In 2016, Google reported that only six out of ten schools (K-12) offered at least one computer science class. While there continues to be an upward trend in the number of schools offering these classes, many students still lack exposure to programming. Texas Computer Science is changing that.
Today, Texas Computer Science will launch a HornRaiser campaign to promote diversity initiatives within the department. This campaign will support Texas Computer Science one-week residential summer camps that allow students to experience Texas Computer Science before they even apply to UT.
One of these camps is First Bytes, a program for girls in their junior and senior years of high school. First Bytes aims to dispel myths about computer science and expose young women to a future career in computing. At First Bytes, participants are encouraged to use their problem-solving and reasoning skills to explore a variety of jobs in computer science. They work in collaborative teams, visit research labs, and learn about the newest technologies and innovations.
Jacqueline Gibson, a First Bytes alum, said that First Bytes was a transformative experience that allowed her to create a network of other women in computer science before even starting college. “First Bytes redirected the trajectory of my academic career and my life.
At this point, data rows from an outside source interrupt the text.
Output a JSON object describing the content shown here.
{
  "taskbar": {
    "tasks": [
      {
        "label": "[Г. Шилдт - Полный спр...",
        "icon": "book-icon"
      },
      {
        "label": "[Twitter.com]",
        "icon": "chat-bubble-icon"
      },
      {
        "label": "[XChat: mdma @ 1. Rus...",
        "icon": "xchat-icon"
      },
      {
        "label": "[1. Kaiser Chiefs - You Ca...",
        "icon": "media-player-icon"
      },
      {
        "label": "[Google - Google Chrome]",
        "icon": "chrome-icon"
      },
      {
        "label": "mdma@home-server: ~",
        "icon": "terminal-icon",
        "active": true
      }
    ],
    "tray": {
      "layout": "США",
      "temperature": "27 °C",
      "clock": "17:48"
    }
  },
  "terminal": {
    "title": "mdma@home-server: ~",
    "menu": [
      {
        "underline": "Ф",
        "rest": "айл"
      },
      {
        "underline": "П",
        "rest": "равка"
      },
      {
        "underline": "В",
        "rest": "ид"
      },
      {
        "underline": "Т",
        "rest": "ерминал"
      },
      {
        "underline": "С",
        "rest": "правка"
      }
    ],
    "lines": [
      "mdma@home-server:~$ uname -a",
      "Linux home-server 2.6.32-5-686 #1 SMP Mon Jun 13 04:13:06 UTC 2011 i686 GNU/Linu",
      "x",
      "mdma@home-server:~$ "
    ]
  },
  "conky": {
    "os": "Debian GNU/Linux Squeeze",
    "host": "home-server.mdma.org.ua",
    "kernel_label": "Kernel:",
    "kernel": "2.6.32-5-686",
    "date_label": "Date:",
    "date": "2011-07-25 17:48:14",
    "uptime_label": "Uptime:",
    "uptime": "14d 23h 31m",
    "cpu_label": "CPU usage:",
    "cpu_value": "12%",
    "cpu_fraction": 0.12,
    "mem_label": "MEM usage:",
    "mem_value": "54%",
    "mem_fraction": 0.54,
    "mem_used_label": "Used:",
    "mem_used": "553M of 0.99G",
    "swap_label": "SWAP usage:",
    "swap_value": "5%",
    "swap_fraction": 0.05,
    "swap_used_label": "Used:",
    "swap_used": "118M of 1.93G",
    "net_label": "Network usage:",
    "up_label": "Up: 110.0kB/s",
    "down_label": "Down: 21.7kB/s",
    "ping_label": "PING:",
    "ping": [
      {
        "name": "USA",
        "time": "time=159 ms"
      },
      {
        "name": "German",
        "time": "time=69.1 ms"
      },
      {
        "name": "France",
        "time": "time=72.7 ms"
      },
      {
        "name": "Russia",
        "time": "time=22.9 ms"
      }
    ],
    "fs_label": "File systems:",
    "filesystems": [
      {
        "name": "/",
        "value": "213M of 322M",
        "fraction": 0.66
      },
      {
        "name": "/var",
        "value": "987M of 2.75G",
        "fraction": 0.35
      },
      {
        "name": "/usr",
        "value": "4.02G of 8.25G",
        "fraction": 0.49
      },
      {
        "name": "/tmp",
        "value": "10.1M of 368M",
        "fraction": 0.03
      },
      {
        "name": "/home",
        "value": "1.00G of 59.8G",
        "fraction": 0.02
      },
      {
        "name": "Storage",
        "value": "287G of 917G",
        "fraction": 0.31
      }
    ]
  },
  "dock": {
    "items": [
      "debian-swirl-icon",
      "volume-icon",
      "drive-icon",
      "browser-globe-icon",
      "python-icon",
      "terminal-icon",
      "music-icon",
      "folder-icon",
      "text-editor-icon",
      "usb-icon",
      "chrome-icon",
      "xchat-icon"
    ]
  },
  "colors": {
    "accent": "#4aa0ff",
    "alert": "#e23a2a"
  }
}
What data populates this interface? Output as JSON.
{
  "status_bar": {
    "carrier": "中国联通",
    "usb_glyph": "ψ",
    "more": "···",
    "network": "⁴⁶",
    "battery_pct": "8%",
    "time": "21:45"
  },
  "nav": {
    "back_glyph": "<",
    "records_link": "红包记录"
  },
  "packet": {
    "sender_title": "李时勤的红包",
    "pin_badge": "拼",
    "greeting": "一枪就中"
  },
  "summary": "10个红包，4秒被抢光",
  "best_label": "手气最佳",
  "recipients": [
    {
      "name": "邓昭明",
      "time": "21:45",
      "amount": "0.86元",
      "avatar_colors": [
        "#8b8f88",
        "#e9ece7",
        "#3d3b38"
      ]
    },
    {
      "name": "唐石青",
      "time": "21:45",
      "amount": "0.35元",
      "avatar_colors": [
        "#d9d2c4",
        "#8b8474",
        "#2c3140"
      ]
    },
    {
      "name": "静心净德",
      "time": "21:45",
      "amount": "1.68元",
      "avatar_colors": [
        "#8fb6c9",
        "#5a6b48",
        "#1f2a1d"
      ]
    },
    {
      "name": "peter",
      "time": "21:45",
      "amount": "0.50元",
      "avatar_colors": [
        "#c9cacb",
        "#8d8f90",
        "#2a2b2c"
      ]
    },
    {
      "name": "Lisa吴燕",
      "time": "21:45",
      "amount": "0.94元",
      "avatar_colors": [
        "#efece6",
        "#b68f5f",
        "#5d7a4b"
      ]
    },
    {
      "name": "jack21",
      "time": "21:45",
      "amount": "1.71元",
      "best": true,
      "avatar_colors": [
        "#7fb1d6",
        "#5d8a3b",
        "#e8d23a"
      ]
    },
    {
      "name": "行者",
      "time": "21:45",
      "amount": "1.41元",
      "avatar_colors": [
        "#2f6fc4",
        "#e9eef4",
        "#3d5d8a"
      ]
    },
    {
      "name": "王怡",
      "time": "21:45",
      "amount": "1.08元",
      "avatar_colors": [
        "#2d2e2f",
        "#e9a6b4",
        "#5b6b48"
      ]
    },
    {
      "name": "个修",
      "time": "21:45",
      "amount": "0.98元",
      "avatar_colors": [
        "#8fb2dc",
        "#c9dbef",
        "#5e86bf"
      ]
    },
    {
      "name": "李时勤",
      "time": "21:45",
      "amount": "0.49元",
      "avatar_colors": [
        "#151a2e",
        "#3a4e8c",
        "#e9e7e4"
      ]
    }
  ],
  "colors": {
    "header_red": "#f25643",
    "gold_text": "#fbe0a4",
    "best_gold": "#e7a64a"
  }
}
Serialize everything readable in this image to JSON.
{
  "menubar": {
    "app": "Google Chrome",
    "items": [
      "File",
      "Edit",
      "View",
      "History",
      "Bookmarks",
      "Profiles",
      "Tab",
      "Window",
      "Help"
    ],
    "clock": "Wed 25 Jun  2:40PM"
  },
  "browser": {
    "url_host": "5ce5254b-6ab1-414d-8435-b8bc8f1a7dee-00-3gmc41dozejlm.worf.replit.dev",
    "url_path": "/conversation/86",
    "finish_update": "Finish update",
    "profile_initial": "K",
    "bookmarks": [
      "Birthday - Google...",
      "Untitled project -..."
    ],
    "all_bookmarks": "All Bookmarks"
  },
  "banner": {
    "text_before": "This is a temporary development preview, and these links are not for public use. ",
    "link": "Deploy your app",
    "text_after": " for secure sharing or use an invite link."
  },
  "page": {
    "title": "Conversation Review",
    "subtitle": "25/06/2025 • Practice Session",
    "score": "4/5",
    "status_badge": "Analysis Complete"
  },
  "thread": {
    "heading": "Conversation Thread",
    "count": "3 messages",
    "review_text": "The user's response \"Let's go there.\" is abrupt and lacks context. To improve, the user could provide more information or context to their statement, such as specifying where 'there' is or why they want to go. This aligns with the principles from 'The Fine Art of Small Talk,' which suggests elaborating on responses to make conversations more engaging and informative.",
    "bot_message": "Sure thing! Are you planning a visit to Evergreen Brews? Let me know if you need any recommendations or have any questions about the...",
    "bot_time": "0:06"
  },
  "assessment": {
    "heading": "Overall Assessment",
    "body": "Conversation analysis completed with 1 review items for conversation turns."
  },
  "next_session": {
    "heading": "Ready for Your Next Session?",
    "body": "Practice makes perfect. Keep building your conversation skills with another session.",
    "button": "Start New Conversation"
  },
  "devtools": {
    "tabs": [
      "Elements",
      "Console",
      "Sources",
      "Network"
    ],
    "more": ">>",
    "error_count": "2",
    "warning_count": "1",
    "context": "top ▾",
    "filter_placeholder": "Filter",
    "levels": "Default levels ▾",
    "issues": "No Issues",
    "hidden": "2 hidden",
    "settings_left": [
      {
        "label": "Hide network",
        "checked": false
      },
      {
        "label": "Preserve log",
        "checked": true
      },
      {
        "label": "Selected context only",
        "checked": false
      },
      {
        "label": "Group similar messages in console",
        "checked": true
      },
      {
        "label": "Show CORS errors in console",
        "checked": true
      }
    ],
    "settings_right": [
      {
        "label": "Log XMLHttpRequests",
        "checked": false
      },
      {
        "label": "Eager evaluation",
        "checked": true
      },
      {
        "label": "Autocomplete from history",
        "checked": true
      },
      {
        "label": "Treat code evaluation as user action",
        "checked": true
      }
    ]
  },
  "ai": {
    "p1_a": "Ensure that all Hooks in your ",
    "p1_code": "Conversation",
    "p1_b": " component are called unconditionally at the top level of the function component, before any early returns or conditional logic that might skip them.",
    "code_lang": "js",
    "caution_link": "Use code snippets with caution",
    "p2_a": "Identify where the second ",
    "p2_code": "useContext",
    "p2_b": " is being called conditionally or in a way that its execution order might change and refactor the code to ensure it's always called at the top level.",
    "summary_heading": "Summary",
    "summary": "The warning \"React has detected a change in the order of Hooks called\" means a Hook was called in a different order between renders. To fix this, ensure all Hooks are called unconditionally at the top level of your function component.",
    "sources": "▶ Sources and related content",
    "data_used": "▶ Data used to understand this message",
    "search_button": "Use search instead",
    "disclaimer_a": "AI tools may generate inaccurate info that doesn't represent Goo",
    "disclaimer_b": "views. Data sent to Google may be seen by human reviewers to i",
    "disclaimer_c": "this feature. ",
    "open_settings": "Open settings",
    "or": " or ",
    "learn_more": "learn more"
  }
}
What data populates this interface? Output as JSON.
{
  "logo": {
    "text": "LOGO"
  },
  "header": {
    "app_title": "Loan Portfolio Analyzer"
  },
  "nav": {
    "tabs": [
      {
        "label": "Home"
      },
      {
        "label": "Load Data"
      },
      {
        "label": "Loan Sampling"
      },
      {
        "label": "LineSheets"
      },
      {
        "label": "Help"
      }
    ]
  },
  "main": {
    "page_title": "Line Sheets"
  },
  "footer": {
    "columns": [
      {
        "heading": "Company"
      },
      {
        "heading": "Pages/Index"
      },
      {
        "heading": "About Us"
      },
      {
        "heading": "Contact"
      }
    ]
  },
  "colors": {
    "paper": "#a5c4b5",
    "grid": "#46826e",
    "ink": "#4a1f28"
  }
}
Now I have found my passion, and for that I am forever grateful,” Gibson said.
Another camp, Code Longhorn, provides high school students from historically underrepresented groups with exposure to programming concepts, and allows them to practice using computers to solve real world problems. This camp has team-building activities with educational and recreational sessions as well.
Chris Nunes, a Code Longhorn alumni, said that Code Longhorn really helped him discover his passion for technology. He said, “I had the chance to talk to students and professors who could tell me exactly what it was like to study computer science … Seeing these people and seeing the amazing Texas Computer Science facilities really was the biggest factor in drawing me to this field, and I made friends that I still have today.”
Together, these two camps have been successful in inspiring young computer scientists like Gibson and Nunes to join Texas Computer Science, and have helped create a more diverse student body, which is a positive trend. NCWIT reports on a number of studies that indicate that teams that are more diverse show more positive outcomes Texas Computer Science is invested in continuing this trend, even to the extent of asking donors to support its diversity initiatives, like these camps. Currently Texas Computer Science wants to grow capacity for these camps to serve even more students and shape a new generation of computer scientists.
To learn more about the HornRaiser campaign supporting the First Bytes and Code Longhorn camps or to make a donation to this cause, visit: https://hornraiser.utexas.edu/TexasCSSummerCamps.